* PROBLEM DESCRIPTION:
Comb through the entries for "JSON" and pull out each line that holds it.

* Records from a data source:
== Segment start ==

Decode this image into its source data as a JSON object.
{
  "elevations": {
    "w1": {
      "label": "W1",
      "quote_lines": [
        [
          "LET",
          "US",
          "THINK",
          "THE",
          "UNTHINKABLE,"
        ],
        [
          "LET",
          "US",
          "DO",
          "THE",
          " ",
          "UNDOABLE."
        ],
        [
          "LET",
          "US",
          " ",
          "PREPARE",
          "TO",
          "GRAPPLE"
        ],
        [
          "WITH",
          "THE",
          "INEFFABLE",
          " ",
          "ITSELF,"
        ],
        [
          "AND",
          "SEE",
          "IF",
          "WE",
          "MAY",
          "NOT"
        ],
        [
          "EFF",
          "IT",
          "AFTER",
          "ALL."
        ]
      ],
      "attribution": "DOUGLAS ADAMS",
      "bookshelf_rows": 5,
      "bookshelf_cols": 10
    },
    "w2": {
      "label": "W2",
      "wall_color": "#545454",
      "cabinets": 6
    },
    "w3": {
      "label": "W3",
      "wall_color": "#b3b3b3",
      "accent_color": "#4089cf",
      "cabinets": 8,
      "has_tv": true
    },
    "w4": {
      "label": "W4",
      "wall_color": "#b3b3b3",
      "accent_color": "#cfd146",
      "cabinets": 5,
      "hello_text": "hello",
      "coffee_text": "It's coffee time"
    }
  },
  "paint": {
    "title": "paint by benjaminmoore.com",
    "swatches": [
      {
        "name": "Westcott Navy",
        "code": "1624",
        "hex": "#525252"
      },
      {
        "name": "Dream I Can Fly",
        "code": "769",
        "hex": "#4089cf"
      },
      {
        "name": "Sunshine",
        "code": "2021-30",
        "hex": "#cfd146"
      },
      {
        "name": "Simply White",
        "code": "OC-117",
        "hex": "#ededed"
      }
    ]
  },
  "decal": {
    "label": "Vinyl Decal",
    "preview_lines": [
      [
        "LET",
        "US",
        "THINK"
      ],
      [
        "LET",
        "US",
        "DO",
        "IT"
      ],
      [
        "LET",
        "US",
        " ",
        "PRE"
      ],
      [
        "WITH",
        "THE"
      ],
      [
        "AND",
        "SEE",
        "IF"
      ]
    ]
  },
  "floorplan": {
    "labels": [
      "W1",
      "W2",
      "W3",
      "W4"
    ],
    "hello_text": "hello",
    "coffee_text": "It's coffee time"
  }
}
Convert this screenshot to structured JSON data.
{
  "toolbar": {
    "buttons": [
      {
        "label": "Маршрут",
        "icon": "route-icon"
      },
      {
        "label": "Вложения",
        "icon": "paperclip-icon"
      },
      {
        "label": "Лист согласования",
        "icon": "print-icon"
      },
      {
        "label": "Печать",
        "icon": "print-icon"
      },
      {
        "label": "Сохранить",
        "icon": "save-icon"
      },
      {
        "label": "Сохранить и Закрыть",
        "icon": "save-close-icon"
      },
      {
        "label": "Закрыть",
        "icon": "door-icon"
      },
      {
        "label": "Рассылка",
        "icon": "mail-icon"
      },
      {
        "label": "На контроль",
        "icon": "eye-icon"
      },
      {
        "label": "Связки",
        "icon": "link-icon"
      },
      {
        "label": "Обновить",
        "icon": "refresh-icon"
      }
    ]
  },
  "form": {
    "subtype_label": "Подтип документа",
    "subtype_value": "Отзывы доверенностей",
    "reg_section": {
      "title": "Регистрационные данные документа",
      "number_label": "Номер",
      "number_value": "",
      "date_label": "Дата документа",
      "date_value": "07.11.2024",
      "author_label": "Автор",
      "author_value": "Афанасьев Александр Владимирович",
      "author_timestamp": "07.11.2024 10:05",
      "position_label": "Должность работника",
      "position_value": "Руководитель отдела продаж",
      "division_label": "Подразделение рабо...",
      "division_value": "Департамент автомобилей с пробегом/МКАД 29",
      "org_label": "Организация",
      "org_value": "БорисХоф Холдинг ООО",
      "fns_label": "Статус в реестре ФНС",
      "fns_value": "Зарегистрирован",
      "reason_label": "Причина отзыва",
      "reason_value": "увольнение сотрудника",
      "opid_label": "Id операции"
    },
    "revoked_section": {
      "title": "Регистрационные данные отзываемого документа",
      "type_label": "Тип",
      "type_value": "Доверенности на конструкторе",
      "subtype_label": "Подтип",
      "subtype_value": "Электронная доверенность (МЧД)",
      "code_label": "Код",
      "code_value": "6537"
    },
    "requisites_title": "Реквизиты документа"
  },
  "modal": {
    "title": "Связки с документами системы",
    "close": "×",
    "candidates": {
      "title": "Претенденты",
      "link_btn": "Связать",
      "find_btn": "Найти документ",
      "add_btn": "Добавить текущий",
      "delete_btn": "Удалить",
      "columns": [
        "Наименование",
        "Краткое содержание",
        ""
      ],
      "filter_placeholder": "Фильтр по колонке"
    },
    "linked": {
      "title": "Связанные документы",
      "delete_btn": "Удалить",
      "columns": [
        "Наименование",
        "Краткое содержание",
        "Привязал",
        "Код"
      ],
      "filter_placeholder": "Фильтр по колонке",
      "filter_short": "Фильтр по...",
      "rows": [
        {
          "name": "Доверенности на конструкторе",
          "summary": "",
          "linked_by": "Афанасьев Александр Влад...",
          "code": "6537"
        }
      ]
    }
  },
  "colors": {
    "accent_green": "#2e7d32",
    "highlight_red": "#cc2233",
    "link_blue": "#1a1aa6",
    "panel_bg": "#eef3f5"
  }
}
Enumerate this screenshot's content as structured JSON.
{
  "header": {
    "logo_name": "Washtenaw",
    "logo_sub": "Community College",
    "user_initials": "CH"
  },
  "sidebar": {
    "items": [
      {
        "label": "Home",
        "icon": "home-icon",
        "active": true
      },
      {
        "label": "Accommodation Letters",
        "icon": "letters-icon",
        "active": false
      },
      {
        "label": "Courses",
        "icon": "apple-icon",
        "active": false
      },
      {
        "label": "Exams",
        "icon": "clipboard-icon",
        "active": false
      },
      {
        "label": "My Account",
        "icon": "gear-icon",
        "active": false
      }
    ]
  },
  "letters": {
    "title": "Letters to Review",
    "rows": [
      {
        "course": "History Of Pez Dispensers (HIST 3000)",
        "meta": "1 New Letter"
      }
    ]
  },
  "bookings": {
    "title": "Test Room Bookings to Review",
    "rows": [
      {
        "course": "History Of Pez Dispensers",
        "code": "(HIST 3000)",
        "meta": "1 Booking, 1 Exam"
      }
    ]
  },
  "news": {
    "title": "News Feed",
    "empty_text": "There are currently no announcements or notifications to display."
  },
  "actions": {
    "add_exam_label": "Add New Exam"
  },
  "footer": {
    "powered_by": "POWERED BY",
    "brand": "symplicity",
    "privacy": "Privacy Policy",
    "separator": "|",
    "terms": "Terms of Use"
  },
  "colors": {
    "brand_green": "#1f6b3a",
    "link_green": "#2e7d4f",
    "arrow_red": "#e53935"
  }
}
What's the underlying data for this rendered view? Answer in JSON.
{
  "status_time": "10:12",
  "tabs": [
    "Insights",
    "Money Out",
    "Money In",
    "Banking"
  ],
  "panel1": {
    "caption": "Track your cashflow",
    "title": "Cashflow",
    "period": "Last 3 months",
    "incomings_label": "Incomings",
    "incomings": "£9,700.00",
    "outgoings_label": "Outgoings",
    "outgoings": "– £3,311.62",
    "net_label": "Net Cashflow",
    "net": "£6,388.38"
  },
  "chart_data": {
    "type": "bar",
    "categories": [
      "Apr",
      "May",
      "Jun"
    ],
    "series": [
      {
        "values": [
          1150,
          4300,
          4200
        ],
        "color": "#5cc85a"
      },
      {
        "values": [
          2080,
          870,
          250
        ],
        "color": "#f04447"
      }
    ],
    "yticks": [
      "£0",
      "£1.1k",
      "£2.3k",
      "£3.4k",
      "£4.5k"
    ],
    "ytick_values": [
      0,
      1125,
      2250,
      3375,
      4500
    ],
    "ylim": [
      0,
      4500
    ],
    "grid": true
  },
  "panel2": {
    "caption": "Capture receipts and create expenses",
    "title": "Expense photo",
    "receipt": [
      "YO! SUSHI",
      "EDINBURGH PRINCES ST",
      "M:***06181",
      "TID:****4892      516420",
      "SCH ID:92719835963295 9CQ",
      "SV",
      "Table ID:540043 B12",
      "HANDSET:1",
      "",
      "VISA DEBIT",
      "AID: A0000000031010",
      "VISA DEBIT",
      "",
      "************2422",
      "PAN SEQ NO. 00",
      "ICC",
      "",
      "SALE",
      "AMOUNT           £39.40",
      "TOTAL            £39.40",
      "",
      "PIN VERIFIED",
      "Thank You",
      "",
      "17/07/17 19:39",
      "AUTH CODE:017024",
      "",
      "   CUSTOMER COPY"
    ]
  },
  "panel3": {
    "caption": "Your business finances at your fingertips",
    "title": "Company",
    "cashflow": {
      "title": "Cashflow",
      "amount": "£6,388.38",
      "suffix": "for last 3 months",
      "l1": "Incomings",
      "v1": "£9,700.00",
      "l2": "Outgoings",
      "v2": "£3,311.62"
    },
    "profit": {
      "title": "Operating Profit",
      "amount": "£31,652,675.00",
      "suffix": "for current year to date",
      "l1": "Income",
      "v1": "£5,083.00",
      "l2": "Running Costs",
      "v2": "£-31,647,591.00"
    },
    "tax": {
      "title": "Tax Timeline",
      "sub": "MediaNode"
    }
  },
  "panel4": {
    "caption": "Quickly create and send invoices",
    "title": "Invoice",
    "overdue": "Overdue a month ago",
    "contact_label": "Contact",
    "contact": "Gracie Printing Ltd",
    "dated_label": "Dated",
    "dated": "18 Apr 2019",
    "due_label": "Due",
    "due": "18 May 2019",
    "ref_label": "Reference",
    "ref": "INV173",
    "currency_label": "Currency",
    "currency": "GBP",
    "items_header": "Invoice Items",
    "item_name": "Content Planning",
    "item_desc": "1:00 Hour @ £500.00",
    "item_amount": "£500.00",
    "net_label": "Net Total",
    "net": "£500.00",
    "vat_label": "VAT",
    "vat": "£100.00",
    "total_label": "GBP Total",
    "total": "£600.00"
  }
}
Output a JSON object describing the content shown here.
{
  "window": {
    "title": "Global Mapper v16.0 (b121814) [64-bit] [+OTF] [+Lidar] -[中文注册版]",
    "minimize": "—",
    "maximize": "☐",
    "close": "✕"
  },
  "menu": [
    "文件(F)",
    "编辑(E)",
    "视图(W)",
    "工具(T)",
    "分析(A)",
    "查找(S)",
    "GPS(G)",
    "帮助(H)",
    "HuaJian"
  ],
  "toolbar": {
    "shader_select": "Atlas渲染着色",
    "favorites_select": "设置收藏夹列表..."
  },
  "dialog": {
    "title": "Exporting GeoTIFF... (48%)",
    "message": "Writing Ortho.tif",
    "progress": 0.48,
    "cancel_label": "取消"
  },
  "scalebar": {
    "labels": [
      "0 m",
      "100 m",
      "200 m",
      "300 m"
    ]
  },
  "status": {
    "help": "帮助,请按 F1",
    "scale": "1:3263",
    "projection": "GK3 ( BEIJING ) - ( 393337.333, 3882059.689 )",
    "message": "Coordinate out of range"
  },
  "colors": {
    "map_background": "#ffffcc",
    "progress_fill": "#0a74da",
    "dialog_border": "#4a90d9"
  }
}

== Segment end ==

* EXERCISE RESULT:
Decode this image into its source data as a JSON object.
Convert this screenshot to structured JSON data.
Enumerate this screenshot's content as structured JSON.
What's the underlying data for this rendered view? Answer in JSON.
Output a JSON object describing the content shown here.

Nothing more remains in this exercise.